***** Material shown

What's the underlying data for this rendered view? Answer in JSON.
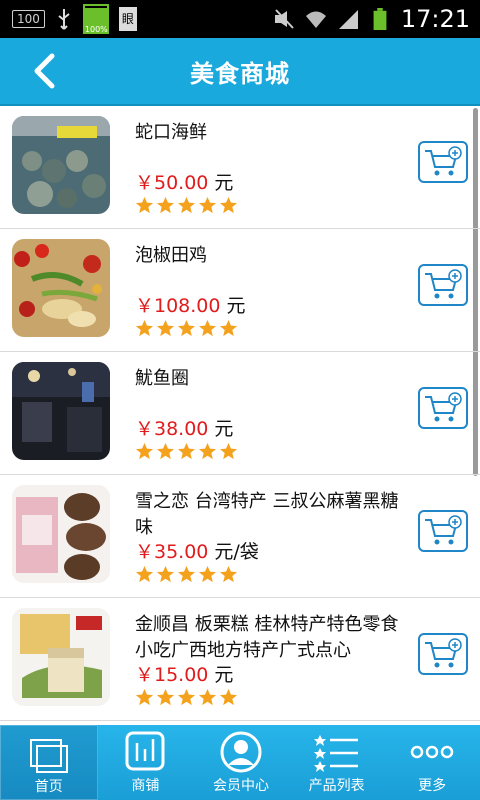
{
  "status_bar": {
    "badge": "100",
    "battery_small_label": "100%",
    "doc_char": "眼",
    "time": "17:21"
  },
  "header": {
    "title": "美食商城",
    "back_icon": "chevron-left-icon"
  },
  "products": [
    {
      "name": "蛇口海鲜",
      "price": "￥50.00",
      "unit": "元",
      "rating": 5
    },
    {
      "name": "泡椒田鸡",
      "price": "￥108.00",
      "unit": "元",
      "rating": 5
    },
    {
      "name": "魷鱼圈",
      "price": "￥38.00",
      "unit": "元",
      "rating": 5
    },
    {
      "name": "雪之恋 台湾特产 三叔公麻薯黑糖味",
      "price": "￥35.00",
      "unit": "元/袋",
      "rating": 5
    },
    {
      "name": "金顺昌 板栗糕 桂林特产特色零食小吃广西地方特产广式点心",
      "price": "￥15.00",
      "unit": "元",
      "rating": 5
    }
  ],
  "nav": [
    {
      "label": "首页",
      "icon": "home-icon",
      "active": true
    },
    {
      "label": "商铺",
      "icon": "shop-icon",
      "active": false
    },
    {
      "label": "会员中心",
      "icon": "member-icon",
      "active": false
    },
    {
      "label": "产品列表",
      "icon": "product-list-icon",
      "active": false
    },
    {
      "label": "更多",
      "icon": "more-icon",
      "active": false
    }
  ],
  "colors": {
    "header": "#19a9dc",
    "price": "#e01c1c",
    "cart_border": "#1f86c8",
    "star": "#f4a21e"
  }
}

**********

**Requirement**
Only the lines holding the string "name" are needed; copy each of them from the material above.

**Result of this exercise**
      "name": "蛇口海鲜",
      "name": "泡椒田鸡",
      "name": "魷鱼圈",
      "name": "雪之恋 台湾特产 三叔公麻薯黑糖味",
      "name": "金顺昌 板栗糕 桂林特产特色零食小吃广西地方特产广式点心",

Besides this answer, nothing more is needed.